== Task goal ==
A faithful copy of all the records is needed, with the pictures omitted.
*** Input material ***
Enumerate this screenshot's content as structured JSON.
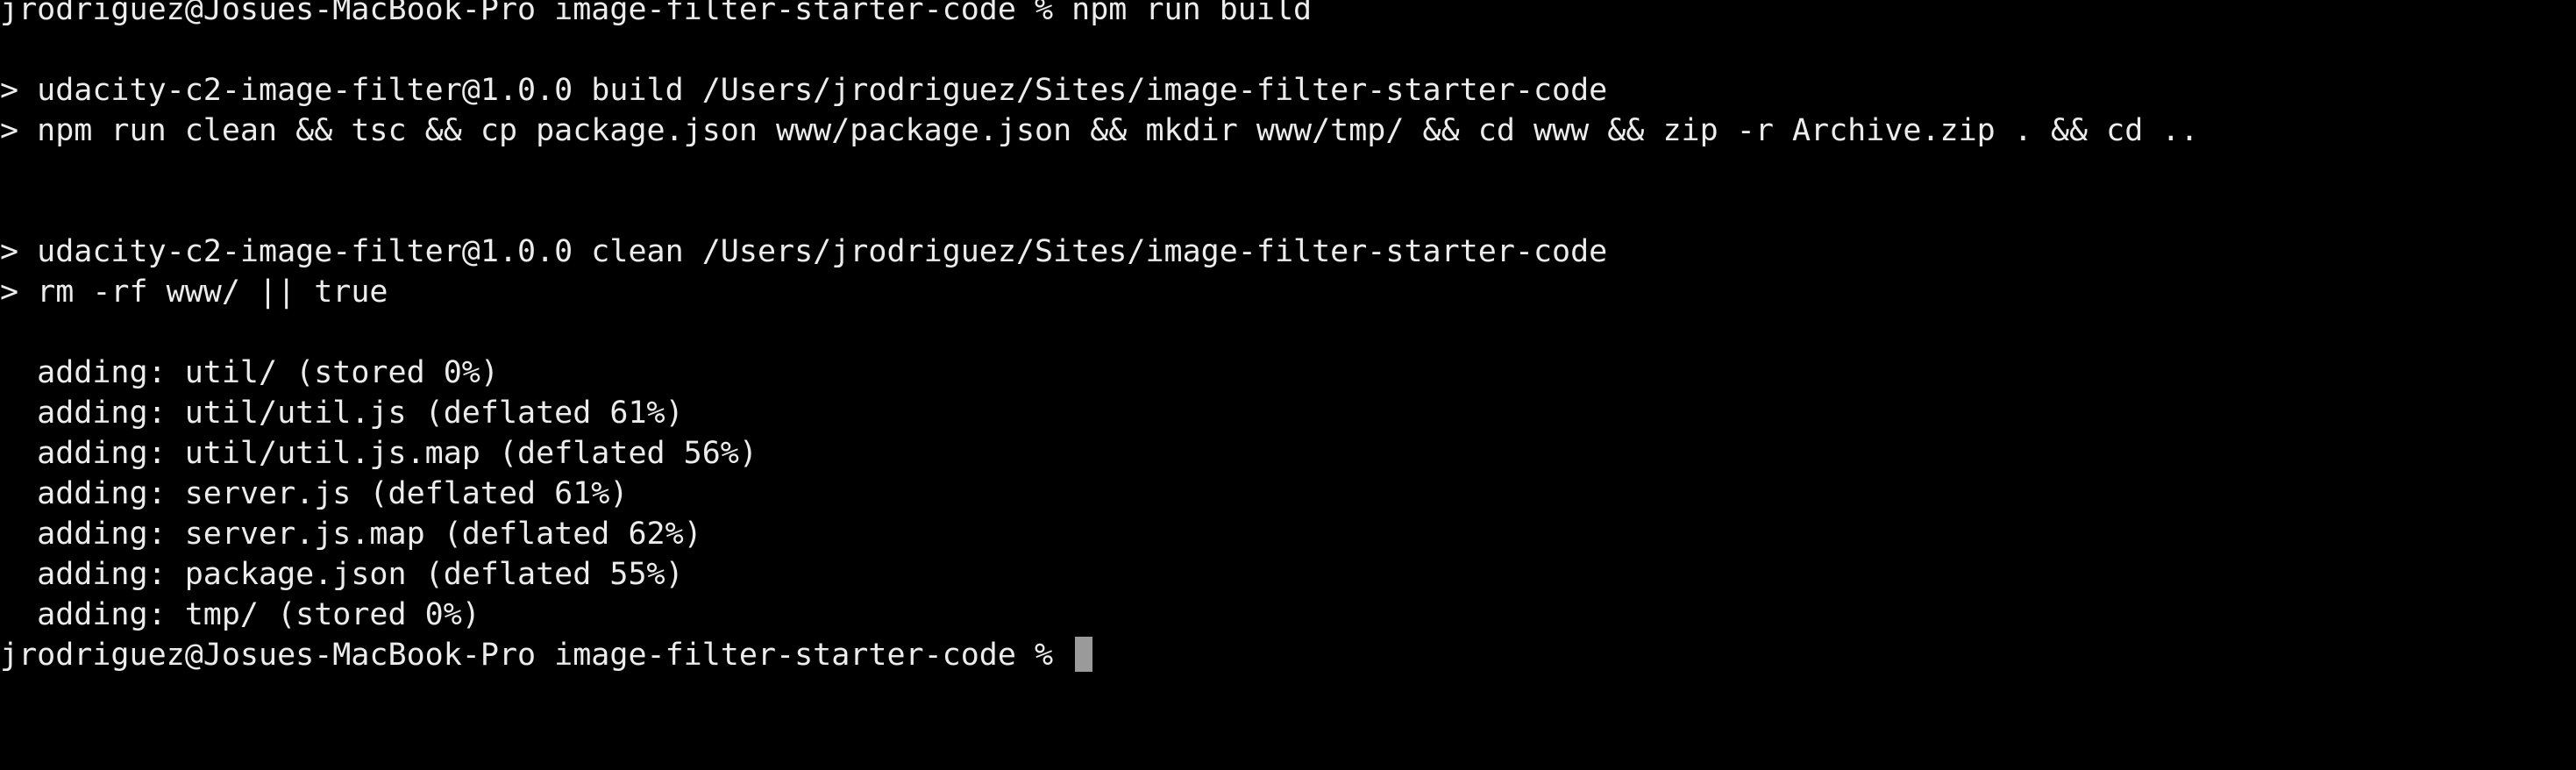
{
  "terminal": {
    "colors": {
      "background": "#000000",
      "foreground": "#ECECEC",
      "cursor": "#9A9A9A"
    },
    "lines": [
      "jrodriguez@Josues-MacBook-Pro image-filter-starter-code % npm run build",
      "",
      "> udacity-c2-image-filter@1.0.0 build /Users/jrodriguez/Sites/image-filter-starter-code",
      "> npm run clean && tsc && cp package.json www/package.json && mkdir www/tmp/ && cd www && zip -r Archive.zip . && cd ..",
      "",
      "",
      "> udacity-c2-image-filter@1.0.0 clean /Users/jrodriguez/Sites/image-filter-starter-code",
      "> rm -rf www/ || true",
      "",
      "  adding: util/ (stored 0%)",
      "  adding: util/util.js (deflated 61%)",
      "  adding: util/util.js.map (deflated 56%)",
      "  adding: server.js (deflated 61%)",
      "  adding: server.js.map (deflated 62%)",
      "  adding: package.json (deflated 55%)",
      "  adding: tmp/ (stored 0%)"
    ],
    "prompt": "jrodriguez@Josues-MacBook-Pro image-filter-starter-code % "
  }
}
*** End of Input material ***
== Solution to the exercise ==
Enumerate this screenshot's content as structured JSON.
{
  "terminal": {
    "colors": {
      "background": "#000000",
      "foreground": "#ECECEC",
      "cursor": "#9A9A9A"
    },
    "lines": [
      "jrodriguez@Josues-MacBook-Pro image-filter-starter-code % npm run build",
      "",
      "> udacity-c2-image-filter@1.0.0 build /Users/jrodriguez/Sites/image-filter-starter-code",
      "> npm run clean && tsc && cp package.json www/package.json && mkdir www/tmp/ && cd www && zip -r Archive.zip . && cd ..",
      "",
      "",
      "> udacity-c2-image-filter@1.0.0 clean /Users/jrodriguez/Sites/image-filter-starter-code",
      "> rm -rf www/ || true",
      "",
      "  adding: util/ (stored 0%)",
      "  adding: util/util.js (deflated 61%)",
      "  adding: util/util.js.map (deflated 56%)",
      "  adding: server.js (deflated 61%)",
      "  adding: server.js.map (deflated 62%)",
      "  adding: package.json (deflated 55%)",
      "  adding: tmp/ (stored 0%)"
    ],
    "prompt": "jrodriguez@Josues-MacBook-Pro image-filter-starter-code % "
  }
}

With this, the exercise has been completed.